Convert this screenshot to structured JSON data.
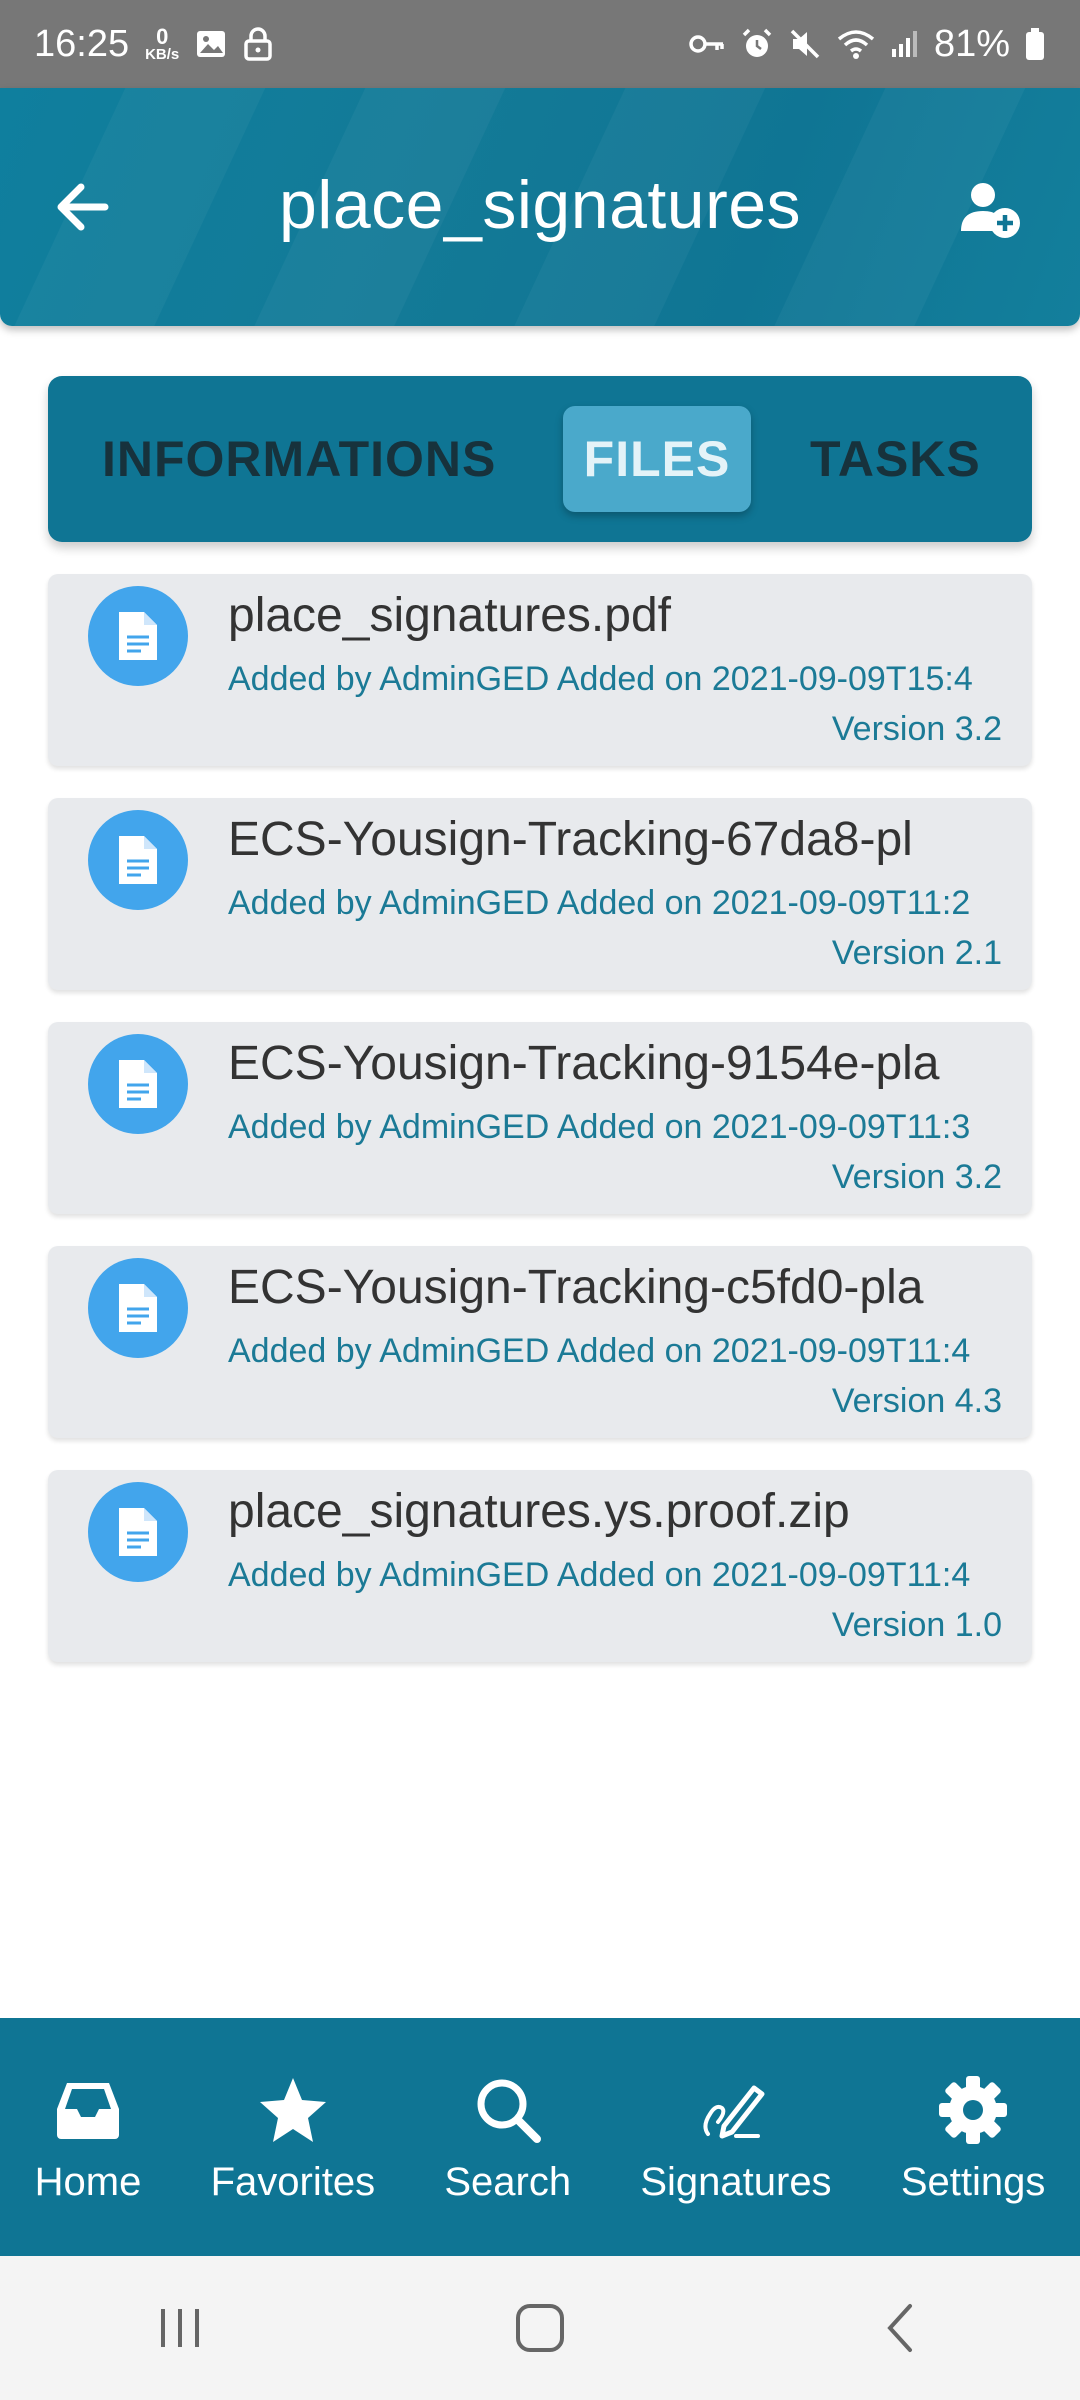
{
  "status_bar": {
    "time": "16:25",
    "net_speed_value": "0",
    "net_speed_unit": "KB/s",
    "battery": "81%",
    "icons": [
      "image-icon",
      "lock-icon",
      "key-icon",
      "alarm-icon",
      "mute-icon",
      "wifi-icon",
      "signal-icon",
      "battery-icon"
    ]
  },
  "header": {
    "title": "place_signatures",
    "back_icon": "arrow-left-icon",
    "action_icon": "add-user-icon"
  },
  "tabs": [
    {
      "label": "INFORMATIONS",
      "active": false
    },
    {
      "label": "FILES",
      "active": true
    },
    {
      "label": "TASKS",
      "active": false
    }
  ],
  "files": [
    {
      "name": "place_signatures.pdf",
      "meta": "Added by AdminGED Added on 2021-09-09T15:4",
      "version": "Version 3.2"
    },
    {
      "name": "ECS-Yousign-Tracking-67da8-pl",
      "meta": "Added by AdminGED Added on 2021-09-09T11:2",
      "version": "Version 2.1"
    },
    {
      "name": "ECS-Yousign-Tracking-9154e-pla",
      "meta": "Added by AdminGED Added on 2021-09-09T11:3",
      "version": "Version 3.2"
    },
    {
      "name": "ECS-Yousign-Tracking-c5fd0-pla",
      "meta": "Added by AdminGED Added on 2021-09-09T11:4",
      "version": "Version 4.3"
    },
    {
      "name": "place_signatures.ys.proof.zip",
      "meta": "Added by AdminGED Added on 2021-09-09T11:4",
      "version": "Version 1.0"
    }
  ],
  "bottom_nav": [
    {
      "label": "Home",
      "icon": "inbox-icon"
    },
    {
      "label": "Favorites",
      "icon": "star-icon"
    },
    {
      "label": "Search",
      "icon": "search-icon"
    },
    {
      "label": "Signatures",
      "icon": "signature-icon"
    },
    {
      "label": "Settings",
      "icon": "gear-icon"
    }
  ],
  "colors": {
    "primary": "#0f7594",
    "active_tab": "#4aa9cb",
    "file_icon": "#42a5ec",
    "meta_text": "#1b7a96",
    "card_bg": "#e8eaed"
  }
}
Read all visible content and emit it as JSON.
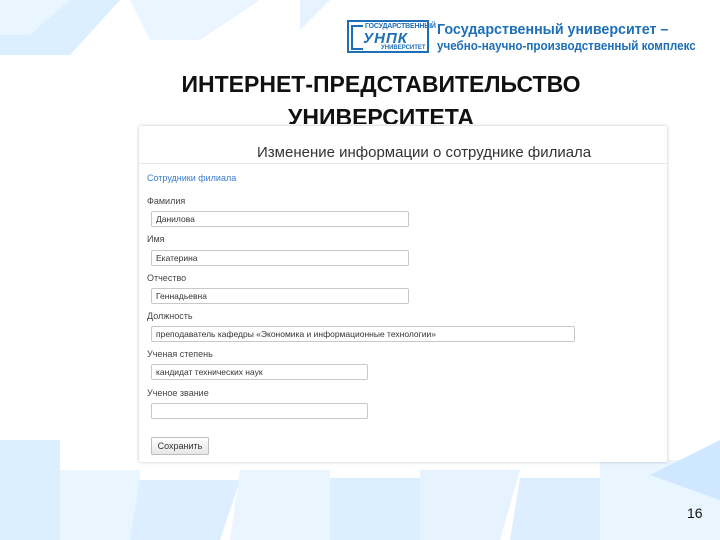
{
  "logo": {
    "line_top": "ГОСУДАРСТВЕННЫЙ",
    "line_mid": "УНПК",
    "line_bottom": "УНИВЕРСИТЕТ"
  },
  "university": {
    "title": "Государственный университет –",
    "subtitle": "учебно-научно-производственный комплекс"
  },
  "slide": {
    "title_line1": "ИНТЕРНЕТ-ПРЕДСТАВИТЕЛЬСТВО",
    "title_line2": "УНИВЕРСИТЕТА",
    "page_number": "16"
  },
  "form": {
    "header": "Изменение информации о сотруднике филиала",
    "breadcrumb": "Сотрудники филиала",
    "fields": [
      {
        "label": "Фамилия",
        "value": "Данилова"
      },
      {
        "label": "Имя",
        "value": "Екатерина"
      },
      {
        "label": "Отчество",
        "value": "Геннадьевна"
      },
      {
        "label": "Должность",
        "value": "преподаватель кафедры «Экономика и информационные технологии»"
      },
      {
        "label": "Ученая степень",
        "value": "кандидат технических наук"
      },
      {
        "label": "Ученое звание",
        "value": ""
      }
    ],
    "save_label": "Сохранить"
  },
  "colors": {
    "brand_blue": "#1d6fb8",
    "link_blue": "#3a7bd5"
  }
}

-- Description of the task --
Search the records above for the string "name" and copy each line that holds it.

-- Reply to the task --
      "name": "place_signatures.pdf",
      "name": "ECS-Yousign-Tracking-67da8-pl",
      "name": "ECS-Yousign-Tracking-9154e-pla",
      "name": "ECS-Yousign-Tracking-c5fd0-pla",
      "name": "place_signatures.ys.proof.zip",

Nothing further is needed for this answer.